Horrifying the viewer through making them question their existence, the purpose thereof, the freedom they really have...
Am I real? Why do I exist? How much control do I have over my own life? What choices do I have? Does it even matter, the choices I make? Is my entire life pointless? Are my efforts to achieve meaning doomed to failure? Most stories take a positive stance towards these questions, with characters having a clear identity, and clear goals. Not these, though. May overlap with Cosmic Horror Story; the horror on those relies more on the percieved vulnerability of reality as a whole, rather than the pointlessness of life on an individual scale. A "Shaggy Dog" Story might induce this kind of feeling. Compare with Angst, which while originally referring to "existential angst", has broadened its meaning to refer to a more general form of anguish or unease with oneself. Compare with Navel-Gazing, which is simply in-universe philosophical contemplation, and doesn't necessarily involve horror or existential questions. Examples:
- The Stanley Parable is a comedy game, but viewers report feeling distincly uncomfortable, horrified and confused by the experience. It's very hard to explain without spoiling it.
- Franz Kafka specialized in such stories, with a dark comedic bent; the world was out to get you, no matter how good you tried to be, and any efforts you might make to clear your name or even understand what the hell is going on are going to make things worse.
- Metal Gear Solid had a bit of this, and Metal Gear Solid 2 took it to maturity: the boundaries between the different meta levels of the game, the complete negation of most any character's free will, the manipulation of the protagonists' identity, the doubt cast on the very reality of the events depicted in the game ("It's like a nightmare you can't wake up from.") all contribute to this state of mind.
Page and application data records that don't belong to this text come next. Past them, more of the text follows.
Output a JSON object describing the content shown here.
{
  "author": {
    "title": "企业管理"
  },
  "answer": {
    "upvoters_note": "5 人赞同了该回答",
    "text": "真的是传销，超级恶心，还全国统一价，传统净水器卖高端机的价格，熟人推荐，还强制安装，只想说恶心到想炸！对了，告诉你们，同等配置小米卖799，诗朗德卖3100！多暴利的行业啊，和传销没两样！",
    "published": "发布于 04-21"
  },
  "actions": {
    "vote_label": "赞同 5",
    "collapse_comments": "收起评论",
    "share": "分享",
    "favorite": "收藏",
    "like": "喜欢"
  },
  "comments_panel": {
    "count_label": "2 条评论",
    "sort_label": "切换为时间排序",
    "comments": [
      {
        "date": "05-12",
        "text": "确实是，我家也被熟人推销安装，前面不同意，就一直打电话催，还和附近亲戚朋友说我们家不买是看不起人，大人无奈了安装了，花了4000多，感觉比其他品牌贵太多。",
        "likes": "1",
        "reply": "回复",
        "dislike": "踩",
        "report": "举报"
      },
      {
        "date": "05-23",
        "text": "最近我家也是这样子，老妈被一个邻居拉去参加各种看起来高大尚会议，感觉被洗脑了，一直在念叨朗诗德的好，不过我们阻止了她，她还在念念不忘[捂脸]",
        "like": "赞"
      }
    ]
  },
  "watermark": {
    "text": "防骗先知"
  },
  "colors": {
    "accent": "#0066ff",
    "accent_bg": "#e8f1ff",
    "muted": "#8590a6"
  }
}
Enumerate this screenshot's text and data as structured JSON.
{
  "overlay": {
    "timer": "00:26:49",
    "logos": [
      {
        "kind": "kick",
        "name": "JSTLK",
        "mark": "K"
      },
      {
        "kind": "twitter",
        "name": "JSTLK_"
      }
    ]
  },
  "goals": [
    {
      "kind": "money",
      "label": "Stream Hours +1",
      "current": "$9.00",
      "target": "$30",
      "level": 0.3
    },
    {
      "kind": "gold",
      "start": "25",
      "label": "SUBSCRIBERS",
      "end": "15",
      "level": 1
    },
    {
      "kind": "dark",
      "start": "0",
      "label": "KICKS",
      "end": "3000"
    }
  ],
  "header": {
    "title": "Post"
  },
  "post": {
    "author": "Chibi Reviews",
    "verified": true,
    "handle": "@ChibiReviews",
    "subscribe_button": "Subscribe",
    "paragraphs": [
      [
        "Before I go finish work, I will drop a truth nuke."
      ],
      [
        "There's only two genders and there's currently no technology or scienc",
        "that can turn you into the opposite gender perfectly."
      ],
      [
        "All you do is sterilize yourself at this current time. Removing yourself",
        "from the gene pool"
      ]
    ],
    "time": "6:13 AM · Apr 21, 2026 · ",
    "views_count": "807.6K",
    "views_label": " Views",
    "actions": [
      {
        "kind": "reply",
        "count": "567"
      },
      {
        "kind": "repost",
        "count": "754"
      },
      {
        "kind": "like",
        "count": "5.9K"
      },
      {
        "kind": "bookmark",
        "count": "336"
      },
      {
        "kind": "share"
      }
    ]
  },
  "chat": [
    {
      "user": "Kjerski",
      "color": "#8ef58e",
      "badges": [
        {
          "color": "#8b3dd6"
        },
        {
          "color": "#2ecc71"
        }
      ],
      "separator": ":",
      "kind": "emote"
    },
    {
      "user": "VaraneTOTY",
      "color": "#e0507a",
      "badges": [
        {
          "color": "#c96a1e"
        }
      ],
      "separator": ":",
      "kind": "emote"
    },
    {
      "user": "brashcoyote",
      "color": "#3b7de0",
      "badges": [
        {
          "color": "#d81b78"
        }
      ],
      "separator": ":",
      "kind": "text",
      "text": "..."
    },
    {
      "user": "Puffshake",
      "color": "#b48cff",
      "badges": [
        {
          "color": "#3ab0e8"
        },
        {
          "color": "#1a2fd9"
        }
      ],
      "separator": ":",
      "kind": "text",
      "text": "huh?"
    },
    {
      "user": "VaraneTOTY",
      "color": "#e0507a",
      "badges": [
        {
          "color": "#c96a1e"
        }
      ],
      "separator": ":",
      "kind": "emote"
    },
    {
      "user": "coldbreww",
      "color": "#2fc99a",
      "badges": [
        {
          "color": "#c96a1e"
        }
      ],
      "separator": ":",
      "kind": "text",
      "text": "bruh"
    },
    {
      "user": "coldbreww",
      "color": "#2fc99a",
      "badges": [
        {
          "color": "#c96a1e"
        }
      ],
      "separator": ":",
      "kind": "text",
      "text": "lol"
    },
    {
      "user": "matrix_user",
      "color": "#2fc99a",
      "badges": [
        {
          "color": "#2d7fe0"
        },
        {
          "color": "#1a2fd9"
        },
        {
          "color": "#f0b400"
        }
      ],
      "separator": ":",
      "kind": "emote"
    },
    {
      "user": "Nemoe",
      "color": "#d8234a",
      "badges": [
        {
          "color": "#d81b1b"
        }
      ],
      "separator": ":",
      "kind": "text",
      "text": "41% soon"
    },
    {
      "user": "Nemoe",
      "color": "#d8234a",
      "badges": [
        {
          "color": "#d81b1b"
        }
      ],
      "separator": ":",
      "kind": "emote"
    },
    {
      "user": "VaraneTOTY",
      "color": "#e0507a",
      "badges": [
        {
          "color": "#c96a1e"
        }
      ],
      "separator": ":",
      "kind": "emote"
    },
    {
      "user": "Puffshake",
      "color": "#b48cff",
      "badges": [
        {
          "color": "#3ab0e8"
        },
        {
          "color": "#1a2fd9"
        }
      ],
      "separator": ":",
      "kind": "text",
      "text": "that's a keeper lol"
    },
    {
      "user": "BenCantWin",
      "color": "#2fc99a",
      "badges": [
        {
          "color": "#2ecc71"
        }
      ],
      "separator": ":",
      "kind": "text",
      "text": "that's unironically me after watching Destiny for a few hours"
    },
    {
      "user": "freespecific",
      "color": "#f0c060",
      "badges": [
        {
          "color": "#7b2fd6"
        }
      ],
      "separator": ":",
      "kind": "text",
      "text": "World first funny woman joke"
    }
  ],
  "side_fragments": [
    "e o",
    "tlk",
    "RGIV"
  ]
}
Luckily (?) the games keep distracting you with clear objectives and a fast-paced, involved, world-at-stake narrative, so that you don't freak out too much.
- The Matrix presents the idea that people are inadvertently living their entire lives inside of a Lotus-Eater Machine. The Matrix Reloaded shows that the protagonists' rebellion is accounted for and an inherent part of the system. The Matrix Revolutions has Happiness in Slavery be the end fate of most of humanity, the Happy Ending being that humans who are unhappy with the system as such will be released to the depressing, black-skied Reality. Said reality is however put into question by the seemingly supernatural powers the protagonist demonstrates in it. Both sequels have Smith as The Virus, hijacking people's personalities and turning them into ever more of himself, until, by the end of Revolutions, he's the only one left. Between the two sequels, Neo is stuck in a limbo where he is absolutely powerless and ineffectual. The viewer may be left to question whether they themselves are living in a constructed reality to some degree. A lot of philosophers and humanists would say yes, in a variety of ways, but not in the literal way of the films; one of them is referenced in the first film, with Neo keeping his illegal software inside a hollow copy of Simulacra and Simulation by Jean Baudrillard.
- Inception has some parallels to the Matrix, where one of the characters in-universe (and perhaps some of the audience) question which stage of "reality" they are in, and whether death or suicide will propel them upward toward a more real existence.
- Existenz is similarly about layers of virtual reality, meta-gaming and meta-narration, conspiracy theories... and a fair amount of surrealism and Body Horror.
- In Real Life, perception-altering drugs can have this effect; some of them can cause illusions that are completely indistinguishable from reality by the user, others can annull the sense of self and make the user feel "one with the Universe", others can paralyze you in a And I Must Scream situation... Sometimes, the effects can be permanent.
- The Infinite Loops can lend itself to this on occasion. The setting is explicitly a broken multiverse, with lore inconsistencies being the result of reality itself not knowing the exact details of what should and should not be; various characters have loop variable backgrounds and are just as surprised when details crop up about themselves as the viewers of their canon show. And since the setting is portrayed as an Alternate Reality Game where all the events written are actually happening, there's the question of whether the real world is in danger of becoming damaged...
Hello, Unknown Troper. You'll need to get known to lend a hand here.